For electrochemical energy storage, Chapter 6 provides an overview of the significant progress achieved on CDG-based electrodes for lithium- and sodium-ion batteries. In addition to the impressive electrochemical performance reported, emerging challenges and perspectives on the application of graphene-based electrodes are also presented in this chapter. Metal (e.g., Li, Na, Zn, Al)–air batteries are viewed as promising energy devices. Chapter 7 discusses the application of CDG as electrode materials for these metal–air batteries, with a special focus on the development of graphene-based electrodes in Li–air batteries. Chapter 8 summarizes the work on CDG-based materials used as components of lithium–sulfur batteries. To improve the performance, functionalized graphene materials have been used as additives in cathode composites, as an interlayer on the separator, and as a protective coating on the anode. In Chapter 9, recent advances on the design and fabrication of CDG-based supercapacitor electrodes are addressed, with emphasis on the functionalization methods and their impact on the capacitive performance. To satisfy and match wearable electronics, Chapter 10 reviews the recent advances on CDG-based wearable energy conversion and storage devices, along with an outlook on the future development of this hot topic.
For clean and sustainable environmental development, Chapter 11 reviews the recent advances on CDG-based membranes for water purification and gas separation, accompanied by a discussion on the separation mechanisms and fabrication methods of such novel membranes. CDG is also an ideal platform for biosensing applications. In Chapter 12, the functionalization of CDG for biosensing is summarized.
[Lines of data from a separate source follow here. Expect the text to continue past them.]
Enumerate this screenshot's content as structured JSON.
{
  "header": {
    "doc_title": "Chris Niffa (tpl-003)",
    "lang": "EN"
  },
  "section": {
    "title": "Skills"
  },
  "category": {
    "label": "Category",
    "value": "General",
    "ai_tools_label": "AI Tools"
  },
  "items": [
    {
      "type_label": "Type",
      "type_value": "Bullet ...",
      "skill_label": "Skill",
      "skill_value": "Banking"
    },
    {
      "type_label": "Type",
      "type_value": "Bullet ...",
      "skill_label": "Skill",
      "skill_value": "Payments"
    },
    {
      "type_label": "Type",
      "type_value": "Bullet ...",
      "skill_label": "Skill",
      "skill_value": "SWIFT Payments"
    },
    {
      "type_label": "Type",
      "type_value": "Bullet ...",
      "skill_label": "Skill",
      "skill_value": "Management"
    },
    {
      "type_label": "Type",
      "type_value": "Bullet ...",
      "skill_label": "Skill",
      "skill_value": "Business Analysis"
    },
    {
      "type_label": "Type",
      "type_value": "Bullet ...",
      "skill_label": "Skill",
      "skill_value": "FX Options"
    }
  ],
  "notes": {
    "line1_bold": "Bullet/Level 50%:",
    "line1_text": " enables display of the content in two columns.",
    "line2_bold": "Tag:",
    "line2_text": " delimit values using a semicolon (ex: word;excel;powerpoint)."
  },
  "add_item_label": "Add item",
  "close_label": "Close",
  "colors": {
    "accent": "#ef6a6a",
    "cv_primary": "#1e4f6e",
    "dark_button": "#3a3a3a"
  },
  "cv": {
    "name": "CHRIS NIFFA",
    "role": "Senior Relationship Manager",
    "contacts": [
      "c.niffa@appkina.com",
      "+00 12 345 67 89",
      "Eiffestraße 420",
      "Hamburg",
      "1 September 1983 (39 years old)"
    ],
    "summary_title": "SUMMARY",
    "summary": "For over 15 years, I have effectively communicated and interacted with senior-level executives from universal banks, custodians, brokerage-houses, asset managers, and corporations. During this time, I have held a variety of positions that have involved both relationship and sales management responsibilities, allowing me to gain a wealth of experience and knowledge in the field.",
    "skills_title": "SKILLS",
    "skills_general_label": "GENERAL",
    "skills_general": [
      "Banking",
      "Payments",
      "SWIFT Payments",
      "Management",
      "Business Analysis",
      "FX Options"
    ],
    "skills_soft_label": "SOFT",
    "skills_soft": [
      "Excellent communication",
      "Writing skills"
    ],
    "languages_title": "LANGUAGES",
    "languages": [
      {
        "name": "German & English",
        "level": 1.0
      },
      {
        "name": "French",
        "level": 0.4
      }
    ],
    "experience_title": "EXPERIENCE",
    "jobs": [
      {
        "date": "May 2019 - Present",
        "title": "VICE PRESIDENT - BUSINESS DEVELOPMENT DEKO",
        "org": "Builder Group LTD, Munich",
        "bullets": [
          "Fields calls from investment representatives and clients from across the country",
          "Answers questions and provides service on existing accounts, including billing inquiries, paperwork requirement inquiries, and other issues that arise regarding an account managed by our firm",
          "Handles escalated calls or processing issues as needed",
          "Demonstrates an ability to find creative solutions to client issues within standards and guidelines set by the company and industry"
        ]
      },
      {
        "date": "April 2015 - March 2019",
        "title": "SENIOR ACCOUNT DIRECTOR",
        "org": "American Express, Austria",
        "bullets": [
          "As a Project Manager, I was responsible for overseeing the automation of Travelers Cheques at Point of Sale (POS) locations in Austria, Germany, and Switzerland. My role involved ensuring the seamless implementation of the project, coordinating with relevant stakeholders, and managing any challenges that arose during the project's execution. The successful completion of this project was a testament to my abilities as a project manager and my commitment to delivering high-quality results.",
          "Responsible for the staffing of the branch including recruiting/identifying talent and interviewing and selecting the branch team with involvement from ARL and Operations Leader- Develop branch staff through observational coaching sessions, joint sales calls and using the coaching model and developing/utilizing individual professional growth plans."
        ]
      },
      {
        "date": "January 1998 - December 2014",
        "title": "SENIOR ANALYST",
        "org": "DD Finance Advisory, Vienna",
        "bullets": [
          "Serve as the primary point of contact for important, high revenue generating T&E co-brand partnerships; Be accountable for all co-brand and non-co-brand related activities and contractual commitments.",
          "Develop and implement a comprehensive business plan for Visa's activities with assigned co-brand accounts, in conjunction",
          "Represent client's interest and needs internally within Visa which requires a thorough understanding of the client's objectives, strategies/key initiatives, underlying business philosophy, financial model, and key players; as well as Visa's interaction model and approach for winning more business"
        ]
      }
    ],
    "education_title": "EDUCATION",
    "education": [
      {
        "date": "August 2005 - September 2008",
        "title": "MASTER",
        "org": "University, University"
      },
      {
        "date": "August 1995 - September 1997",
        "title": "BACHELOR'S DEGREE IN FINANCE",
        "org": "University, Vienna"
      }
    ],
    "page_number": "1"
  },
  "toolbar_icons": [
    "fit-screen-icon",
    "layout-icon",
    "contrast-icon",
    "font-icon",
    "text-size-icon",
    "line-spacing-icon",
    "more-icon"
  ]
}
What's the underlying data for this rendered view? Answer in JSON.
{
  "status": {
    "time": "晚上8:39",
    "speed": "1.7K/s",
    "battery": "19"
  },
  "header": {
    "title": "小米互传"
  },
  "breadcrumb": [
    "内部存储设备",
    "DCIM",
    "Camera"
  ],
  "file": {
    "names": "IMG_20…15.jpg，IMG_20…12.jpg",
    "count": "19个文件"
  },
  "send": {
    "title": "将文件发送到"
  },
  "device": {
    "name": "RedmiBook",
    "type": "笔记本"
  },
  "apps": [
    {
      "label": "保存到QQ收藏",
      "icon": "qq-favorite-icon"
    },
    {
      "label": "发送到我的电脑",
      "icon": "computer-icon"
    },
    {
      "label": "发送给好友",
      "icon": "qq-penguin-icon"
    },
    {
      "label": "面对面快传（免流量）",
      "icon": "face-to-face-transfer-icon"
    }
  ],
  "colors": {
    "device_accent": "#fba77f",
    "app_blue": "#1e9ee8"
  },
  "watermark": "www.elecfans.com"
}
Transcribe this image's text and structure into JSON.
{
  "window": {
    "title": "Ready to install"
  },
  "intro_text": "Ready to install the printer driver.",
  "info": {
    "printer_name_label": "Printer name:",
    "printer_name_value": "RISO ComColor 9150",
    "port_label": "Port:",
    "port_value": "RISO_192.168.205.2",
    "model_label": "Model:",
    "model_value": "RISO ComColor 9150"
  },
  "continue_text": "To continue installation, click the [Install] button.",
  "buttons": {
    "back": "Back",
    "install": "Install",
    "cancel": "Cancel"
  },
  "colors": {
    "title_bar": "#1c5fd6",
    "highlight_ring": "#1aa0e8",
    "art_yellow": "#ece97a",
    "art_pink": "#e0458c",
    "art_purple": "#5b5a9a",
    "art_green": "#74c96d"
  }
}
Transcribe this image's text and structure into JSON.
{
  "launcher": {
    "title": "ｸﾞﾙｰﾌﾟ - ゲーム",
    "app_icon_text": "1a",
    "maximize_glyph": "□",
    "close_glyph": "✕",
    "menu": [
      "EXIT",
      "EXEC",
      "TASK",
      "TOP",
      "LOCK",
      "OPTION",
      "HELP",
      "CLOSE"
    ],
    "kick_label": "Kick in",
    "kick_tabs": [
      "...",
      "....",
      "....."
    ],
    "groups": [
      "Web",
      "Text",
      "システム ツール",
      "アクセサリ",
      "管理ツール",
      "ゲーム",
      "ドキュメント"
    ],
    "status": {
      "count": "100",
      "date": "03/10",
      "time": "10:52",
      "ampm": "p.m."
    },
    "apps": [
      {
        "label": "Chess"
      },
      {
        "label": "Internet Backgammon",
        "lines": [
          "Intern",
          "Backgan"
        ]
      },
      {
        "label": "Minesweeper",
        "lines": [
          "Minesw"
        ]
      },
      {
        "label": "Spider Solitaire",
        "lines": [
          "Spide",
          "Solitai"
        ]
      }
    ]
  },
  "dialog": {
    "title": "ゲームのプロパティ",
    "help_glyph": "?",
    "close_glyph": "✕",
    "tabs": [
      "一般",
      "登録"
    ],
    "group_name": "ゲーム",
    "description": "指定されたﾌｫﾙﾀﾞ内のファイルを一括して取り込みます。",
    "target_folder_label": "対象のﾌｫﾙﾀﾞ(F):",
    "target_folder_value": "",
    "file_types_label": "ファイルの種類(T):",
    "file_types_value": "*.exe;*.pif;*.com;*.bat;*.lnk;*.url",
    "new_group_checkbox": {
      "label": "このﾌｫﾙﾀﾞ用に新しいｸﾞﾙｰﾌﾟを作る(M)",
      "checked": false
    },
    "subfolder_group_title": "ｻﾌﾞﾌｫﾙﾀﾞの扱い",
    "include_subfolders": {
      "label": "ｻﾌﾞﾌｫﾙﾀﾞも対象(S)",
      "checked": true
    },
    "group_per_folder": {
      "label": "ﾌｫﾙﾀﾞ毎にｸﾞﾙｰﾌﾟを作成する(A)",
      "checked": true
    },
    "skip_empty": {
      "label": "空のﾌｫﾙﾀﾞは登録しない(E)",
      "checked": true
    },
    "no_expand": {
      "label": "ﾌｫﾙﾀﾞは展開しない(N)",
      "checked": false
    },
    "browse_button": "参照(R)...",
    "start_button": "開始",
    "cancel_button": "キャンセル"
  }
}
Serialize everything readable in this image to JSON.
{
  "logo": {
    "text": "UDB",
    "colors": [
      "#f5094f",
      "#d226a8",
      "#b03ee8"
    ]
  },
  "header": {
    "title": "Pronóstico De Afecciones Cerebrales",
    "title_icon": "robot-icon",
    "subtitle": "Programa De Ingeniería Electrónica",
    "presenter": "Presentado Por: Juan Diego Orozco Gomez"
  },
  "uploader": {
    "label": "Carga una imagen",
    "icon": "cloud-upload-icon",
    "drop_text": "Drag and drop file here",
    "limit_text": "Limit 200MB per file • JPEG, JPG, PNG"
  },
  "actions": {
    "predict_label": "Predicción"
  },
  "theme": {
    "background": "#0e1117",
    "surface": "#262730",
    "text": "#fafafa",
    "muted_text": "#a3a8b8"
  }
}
Different surface plasmon resonance (SPR) biosensing assays based on CDG-based immobilization matrices are reviewed, with a special emphasis on the deposition of linking layers and their advantages compared to the existing SPR interfaces. Chapter 13 focuses on the corrosion protection applications of CDG-based coating layers. The functionalization methods, properties, and underlying mechanisms of CDG as anti-corrosion coating materials are summarized, given its good impermeability and chemical inertness toward oxidizing gases or corrosive solutions.
This book is clearly multidisciplinary, spanning from the underlying functionalization principles to the cutting edge applications of graphene-based materials in different research fields. I hope this book will be a reference book and provide inspiration for graduate students, researchers, and engineers interested in CDG-based materials and their emerging applications.
I would like to thank the main chapter authors (L. Zhang, Y. Zhang, J.-B. Baek, D. Geng, X. Meng, Y. Zong, S.-P. Chai, L. Wang, J. Xu, X. Zhang, R. Dominko, J. Zhang, T. Chen, B. Bai, Y. Stebunov, H. Ma) and their co-workers who have really made the book attractive and rich in content, and also thanks to the Managers and Editors of the Royal Society of Chemistry for their generous help to publish this book. Finally, I dedicate this book to my family, especially to my wife Mrs Jizhen Ma, for their continuous encouragement and support.
Shandong University, Jinan, China